Contemporary lenders are chiefly large corporations (banks, brokerages, mortgage lenders, etc.) whose boards of directors (usually comprising 15 to 20 individuals) appropriate an immense mass of profits. Competition presses them to seek ever more profits. So they lend unwisely, producing financial crises. Then reforms are passed to cope with these crises. Invariably, the affected corporations use their profits to minimize the reforms’ effect on their profitable activities, or to evade the reforms, or to persuade politicians to “adjust” or repeal the reforms. Past “reforms” always failed because they left in place the old corporate structure with the same incentive (profits) and the same resources (profits) to undermine those reforms one way or the other. This then set the stage for the next crisis.
Given the inadequacy of past reforms, will yet another set of them be passed now? Or can we finally make the necessary systemic changes to both the corporate structure of business and the relationship between business and society? And what might they be?
The first systemic change would affect productive workers — those who actually make the goods and services that corporations then sell to get “their” profits. Such workers would become their own collective board of directors. Corporations would then no longer have tiny boards of directors (elected by and accountable to shareholders) that extract profits, control workers, and dominate politics and culture. By making productive workers and directors the same group of people, wages and working conditions would suddenly become as important as profits to decision-makers.
The second systemic change would subject these new workers/directors to a social system of checks and balances governing their economic decisions. They would have to share the power to decide how much work will be done, how much profit will be made, and how the profits will be distributed and used across the society. The workers/directors would share such decision-making with several groups, other “stakeholders” who likewise depend on the results of such decisions.

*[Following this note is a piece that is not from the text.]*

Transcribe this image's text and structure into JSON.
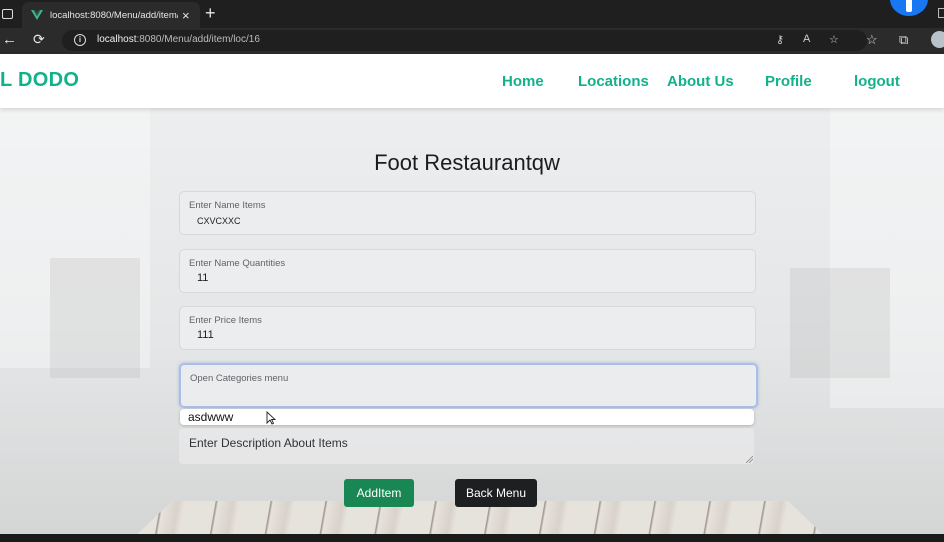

These other groups include, firstly, all those workers who do not directly produce goods and services, but rather provide the conditions for — enable — production to occur. Such enablers include, for example, the clerks, sales, and purchasing personnel, wholesale and retail merchants, secretaries, bank workers, and so on. Other enablers are workers in government and social welfare enterprises (public schools, hospitals, military, etc.). Beside such workers, local, state, and national communities would also join in democratically co-determining job conditions, the sizes of profits, and their disposition. Finally, just as community members would share decision-making power inside enterprises with the workers, the latter would share decision-making powers over community affairs. Such a worker-community system of checks and balances would democratize society’s basic economic decisions — for the first time in history — as well as link them intimately with similarly organized social decisions
With such a system of checks and balances, “transparency,” and thus “accountability” might genuinely characterize economic decisions rather than being empty slogans covering corporate misdeeds. If, instead of making such systemic change, we lapse into another “reformism” during this present global economic downturn, we invite yet another systemic failure.
Rick Wolff is Professor of Economics at University of Massachusetts at Amherst. He is the author of many books and articles, including (with Stephen Resnick) Class Theory and History: Capitalism and Communism in the U.S.S.R. (Routledge, 2002) and (with Stephen Resnick) New Departures in Marxian Theory (Routledge, 2006).